  • Acromioplasty: consists in thinning the acromion and removing the acromial bone spur located under the arch where the inflamed rotator cuff tendons slide.
  • Subacromial bursectomy: consists in removing the subacromial bursa, which is the tissue located between the acromion and the rotator cuff tendons. Subacromial impingement causes severe inflammation of this mucous bursa and its removal helps decrease the pain.
  • Resection of the acromioclavicular joint: consists in decreasing the rubbing between the clavicle and the shoulder blade, which is sometimes diseased and painful and contributes to the development of the acromial spur.
Arthroscopic acromioplasty (posterior view)
Arthroscopic acromioplasty (posterior view)
Acromion after acromioplasty (lateral view)
Acromion after acromioplasty (lateral view)

After the operation

Postoperative pain is managed by the anaesthetists who often use an interscalene nerve block that numbs the shoulder and the upper limb for several hours after the patient wakes up.

The shoulder does not need to be immobilised but the arm will be placed in a sling for the first few days to limit postoperative pain.

The patient can return home the day of the operation or the day after.

Self-rehabilitation exercises will be explained by the physiotherapists during your stay at the clinic and more intensive rehabilitation will begin with a local physiotherapist. Rehabilitation often lasts between 1 and 2 months.

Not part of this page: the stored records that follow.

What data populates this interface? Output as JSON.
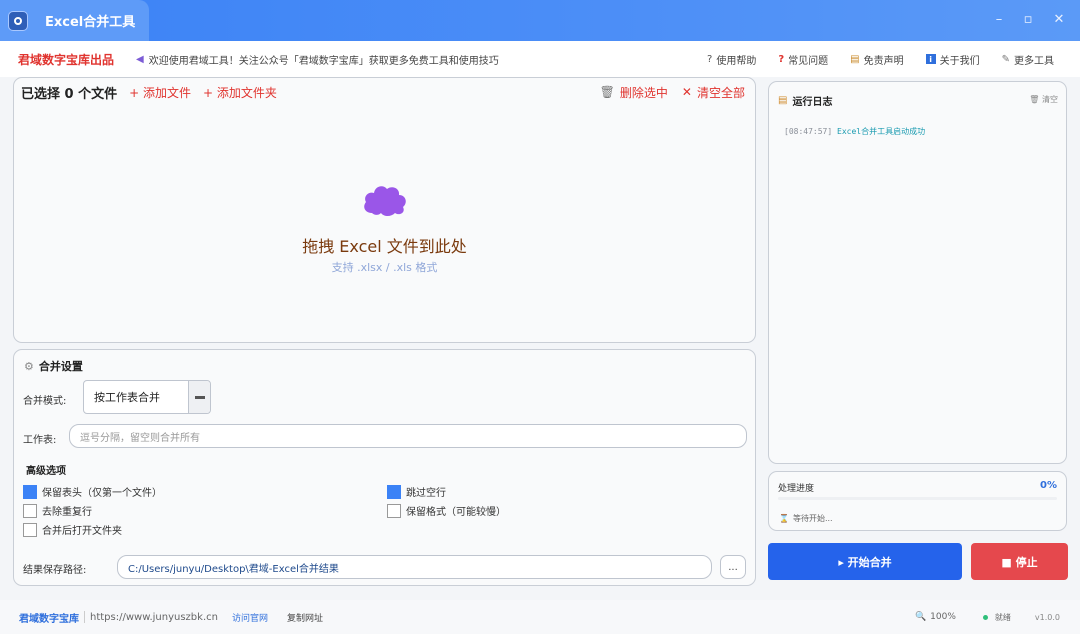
{
  "window": {
    "title": "Excel合并工具",
    "controls": {
      "minimize": "–",
      "maximize": "▫",
      "close": "✕"
    }
  },
  "header": {
    "brand": "君域数字宝库出品",
    "notice": "欢迎使用君域工具！关注公众号「君域数字宝库」获取更多免费工具和使用技巧",
    "links": [
      {
        "icon": "?",
        "label": "使用帮助"
      },
      {
        "icon": "?",
        "label": "常见问题"
      },
      {
        "icon": "▤",
        "label": "免责声明"
      },
      {
        "icon": "i",
        "label": "关于我们"
      },
      {
        "icon": "✎",
        "label": "更多工具"
      }
    ]
  },
  "files": {
    "count_label": "已选择 0 个文件",
    "add_file": "+ 添加文件",
    "add_folder": "+ 添加文件夹",
    "delete_selected": "删除选中",
    "clear_all": "清空全部",
    "drop_title": "拖拽 Excel 文件到此处",
    "drop_sub": "支持 .xlsx / .xls 格式"
  },
  "settings": {
    "title": "合并设置",
    "mode_label": "合并模式:",
    "mode_value": "按工作表合并",
    "sheet_label": "工作表:",
    "sheet_placeholder": "逗号分隔，留空则合并所有",
    "advanced_title": "高级选项",
    "options": [
      {
        "label": "保留表头（仅第一个文件）",
        "checked": true
      },
      {
        "label": "跳过空行",
        "checked": true
      },
      {
        "label": "去除重复行",
        "checked": false
      },
      {
        "label": "保留格式（可能较慢）",
        "checked": false
      },
      {
        "label": "合并后打开文件夹",
        "checked": false
      }
    ],
    "path_label": "结果保存路径:",
    "path_value": "C:/Users/junyu/Desktop\\君域-Excel合并结果",
    "browse": "..."
  },
  "log": {
    "title": "运行日志",
    "clear": "清空",
    "entries": [
      {
        "time": "[08:47:57]",
        "message": "Excel合并工具启动成功"
      }
    ]
  },
  "progress": {
    "label": "处理进度",
    "percent_text": "0%",
    "value": 0,
    "status": "等待开始..."
  },
  "actions": {
    "start": "▸ 开始合并",
    "stop": "■ 停止"
  },
  "footer": {
    "brand": "君域数字宝库",
    "url": "https://www.junyuszbk.cn",
    "visit": "访问官网",
    "copy": "复制网址",
    "zoom": "100%",
    "status": "就绪",
    "version": "v1.0.0"
  },
  "colors": {
    "accent": "#3b82f6",
    "brand_red": "#e0342f",
    "start_button": "#2563eb",
    "stop_button": "#e5484d"
  }
}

Follow-up consultations are scheduled 1 and 3 months after the operation to ensure good recovery and adjust rehabilitation but also to detect any potential complications.

From a practical point of view, medical leave is often between 3 and 6 weeks but depends on the profession and the side operated on (dominant or not). Car driving can be resumed around the 3rd week after the operation.

Risks linked to the operation

Unfortunately, zero risk does not exist in surgery. Any operation has its risks and limitations, which you must accept or not undergo the operation. However, if an operation is proposed, the surgeon and the anaesthetist consider that the expected benefits far outweigh the risk incurred.

Some risks, such as microbial infections of the surgical site, are common to all types of surgery. Fortunately, this complication is rare but when it occurs requires another operation and a course of antibiotics. Bruising can also appear around the surgical site.

In rare cases, the shoulder may remain stiff and painful for several months after the operation. This complication, known as capsulitis, is linked to the unpredictable reaction of the sympathetic nervous system and can take a long time to heal.

Nerves can also be damaged accidentally during the operation with a risk of paralysis or loss of feeling in the limb operated on, which can be transitory or permanent.

If you have any concerns about the operation, do not hesitate to talk to your surgeon or the anaesthetist and they will answer any questions you may have.

In summary...

When is surgery necessary?

In the case of subacromial impingement not relieved by medical treatment

Aim of the operation

Decrease the pain

Which anaesthesia?

General in most cases

Duration of hospitalisation

Outpatient or 1 night after the operation

Duration of rehabilitation

Between 1 and 2 months with an independent physiotherapist

Duration of medical leave

Between 3 and 6 weeks according to the side operated on and the patient’s profession

Resumption of car driving

3 weeks after the operation

Resumption of sport

3 months after the operation

Make an appointment

If you have any questions or wish to book a consultation,
please do not hesitate to contact us or make an appointment online via DoctoLib
Scroll to Top